In a shift in the popular narrative, Karzai revealed that he had invited the Taliban, who had agreed to wait outside of Kabul, to discuss a negotiated power-sharing agreement, contrary to popular belief that the group had taken over the capital.
Afghanistan witnessed a swift fall of US-backed Afghan forces in the buildup to Kabul’s takeover, following months of heavy assault in key provincial cities.
“It was a request to come in and protect the population, so that the country, the city doesn’t fall into chaos and the unwanted elements who would probably loot the country, loot shops…,” he said in an interview with the Associated Press.
The negotiations with the Taliban to peacefully take over Kabul were to protect the population so that the country, the city don’t fall into chaos and the unwanted elements who would probably loot the country, Karzai told the international news agency in an interview, that was carried by The Hill.
The day the Taliban came into power they told Karzai that government officials should stay in their place and they would not invade. “I and others spoke to various officials and assurances were given to us that, yes, that was the case, that the Americans and the government forces were holding firm to the places [and] that Kabul would not fall,” Karzai said.
As negotiations were happening, Afghan President Ashraf Ghani and other government officials left the country, in a move that hindered a peaceful transition agreement, said Karzai, as reported by the Washington-based publication.
The former Afghanistan President, who has been at the helm of humanitarian affairs in Afghanistan, has been holding talks with UN officials and other stakeholders in the country.
Karzai said that the Taliban government must now do all that is necessary within the country to safeguard the interests of all Afghans.
The ongoing humanitarian crisis in Afghanistan is threatening basic rights, with women, girls, and civil society among those most affected.
On Tuesday, a senior UN rights official said that respect for fundamental rights and freedoms by authorities in Afghanistan is critical to ensuring stability in the country.

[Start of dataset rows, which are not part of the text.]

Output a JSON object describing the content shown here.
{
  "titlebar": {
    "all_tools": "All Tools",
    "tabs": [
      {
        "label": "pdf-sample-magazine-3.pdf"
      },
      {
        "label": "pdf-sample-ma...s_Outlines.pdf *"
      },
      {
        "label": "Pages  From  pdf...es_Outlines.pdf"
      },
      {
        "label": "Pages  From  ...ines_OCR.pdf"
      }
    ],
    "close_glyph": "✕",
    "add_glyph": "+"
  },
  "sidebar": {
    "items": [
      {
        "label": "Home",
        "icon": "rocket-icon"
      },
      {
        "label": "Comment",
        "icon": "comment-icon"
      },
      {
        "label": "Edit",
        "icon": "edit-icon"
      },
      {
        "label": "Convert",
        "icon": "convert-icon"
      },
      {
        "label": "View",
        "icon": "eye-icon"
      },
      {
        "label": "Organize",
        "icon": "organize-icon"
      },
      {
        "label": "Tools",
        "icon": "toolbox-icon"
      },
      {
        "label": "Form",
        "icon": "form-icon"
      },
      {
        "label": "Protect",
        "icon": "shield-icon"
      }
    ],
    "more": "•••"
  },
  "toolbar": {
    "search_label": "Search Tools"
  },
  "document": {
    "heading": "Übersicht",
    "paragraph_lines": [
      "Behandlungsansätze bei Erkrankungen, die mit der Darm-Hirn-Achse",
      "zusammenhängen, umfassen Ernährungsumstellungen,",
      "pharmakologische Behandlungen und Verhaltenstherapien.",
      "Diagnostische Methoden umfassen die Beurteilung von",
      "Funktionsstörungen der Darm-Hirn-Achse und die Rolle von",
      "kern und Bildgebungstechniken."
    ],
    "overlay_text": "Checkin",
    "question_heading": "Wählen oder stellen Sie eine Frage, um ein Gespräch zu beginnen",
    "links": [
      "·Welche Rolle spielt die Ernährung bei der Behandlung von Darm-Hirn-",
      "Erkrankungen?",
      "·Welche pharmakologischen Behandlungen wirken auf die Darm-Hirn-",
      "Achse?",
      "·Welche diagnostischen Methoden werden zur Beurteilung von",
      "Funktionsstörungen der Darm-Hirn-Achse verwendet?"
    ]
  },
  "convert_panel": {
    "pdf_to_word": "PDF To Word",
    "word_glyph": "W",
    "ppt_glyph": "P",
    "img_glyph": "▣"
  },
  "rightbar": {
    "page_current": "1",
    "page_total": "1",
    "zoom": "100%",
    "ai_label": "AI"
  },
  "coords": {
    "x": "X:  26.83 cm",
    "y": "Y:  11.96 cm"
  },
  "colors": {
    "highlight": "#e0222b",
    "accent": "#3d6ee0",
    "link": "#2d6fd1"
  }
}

“How the de facto authorities – indeed, and the international community – address the drastic economic and humanitarian crises in the country will determine Afghans’ enjoyment of human rights, now and into the future,” said Nada Al-Nashif, United Nations Deputy High Commissioner for Human Rights, during a press briefing.